Again, these are not sleepers by any means, but they are players I think will outperform their draft status. If they happen to be mid-1st rounders, that means I think they could perform like a Top 3 pick. If they are going in the 3rd round of drafts, then I think they could perform like a 1st or 2nd round value. I think you get the point.
Top Handcuff Running Backs
Javon Ringer, RB, Tennesse Titans – You’re crazy this year if you have Chris Johnson and don’t handcuff him to Javon Ringer. If you draft CJ, make certain you draft Ringer when the backup runners start to fly off the board in the 7th, 8th, and 9th rounds. It might be a useless pick, but several reasons exist why you need this insurance policy: heavy workload and long holdout chief among them.
Mike Tolbert, RB, San Diego Chargers – Don’t be fooled by Tolbert’s stats from 2010. The Chargers are devoted to Ryan Mathews and, injuries asise, Tolbert’s fantasy role shouuld be greatly diminished. Only draft Mike Tolbert anywhere near the top of the draft as a handcuff for Mathews, or if you have absolutely no faith Mathews stays healthy.
James Starks, RB, Green Bay Packers - It’s starting to look like a real RBBC is developing here.

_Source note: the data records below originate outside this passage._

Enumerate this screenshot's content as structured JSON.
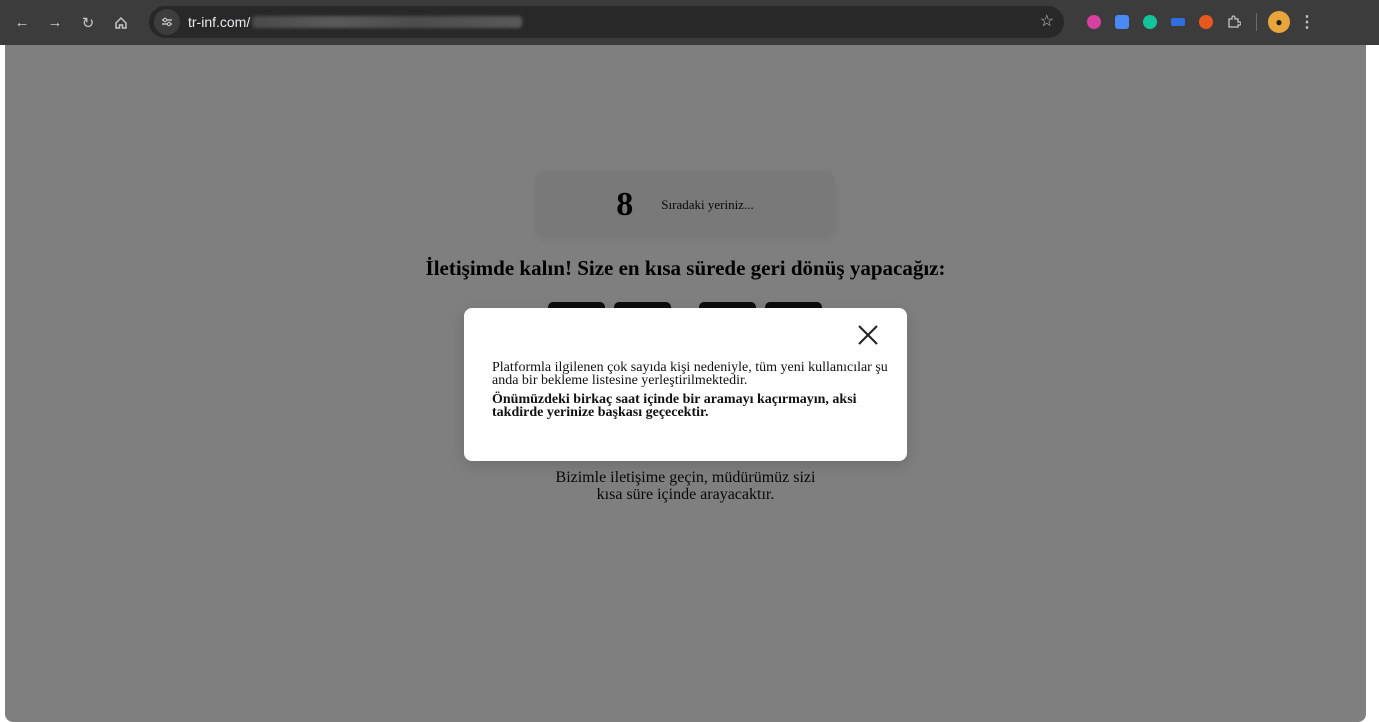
{
  "browser": {
    "url_visible": "tr-inf.com/",
    "extensions": [
      "blocker-icon",
      "translate-icon",
      "grammarly-icon",
      "extension-blue-icon",
      "extension-orange-icon",
      "puzzle-icon"
    ]
  },
  "queue": {
    "number": "8",
    "label": "Sıradaki yeriniz..."
  },
  "headline": "İletişimde kalın! Size en kısa sürede geri dönüş yapacağız:",
  "contact": {
    "line1": "Bizimle iletişime geçin, müdürümüz sizi",
    "line2": "kısa süre içinde arayacaktır."
  },
  "modal": {
    "paragraph": "Platformla ilgilenen çok sayıda kişi nedeniyle, tüm yeni kullanıcılar şu anda bir bekleme listesine yerleştirilmektedir.",
    "warning": "Önümüzdeki birkaç saat içinde bir aramayı kaçırmayın, aksi takdirde yerinize başkası geçecektir."
  },
  "colors": {
    "overlay": "rgba(0,0,0,0.5)",
    "chrome": "#3c3c3c"
  }
}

Tashard Choice, RB, Dallas Cowboys – I’m not as certain about this one as at the start of training camp (less than 2 weeks ago). The current Cowboys coaching staff (Jason Garrett) just doens’t like Choice and there are rumors he’ll be shopped at the end of camp. Stories are starting to surface he might be waived outright in lieu of Lonyae Miller and Phillip Tanner, who are each getting talked up. Pay special attention to “Lonyae Miller”. The point being, Felix Jones is often injured. Demarco Murray was often-injured in college and came into camp nursing an injury–and hasn’t got on the field yet. Whoever the Cowboys #3 running back is at the end of camp, you need to circle on your list, because he has a significant chance of contributing somewhere down the line this year. You might have to be patient, but someone like Lonyae Miller could be a deep, deep sleeper.
Isaac Redman, RB, Pittsburgh Steelers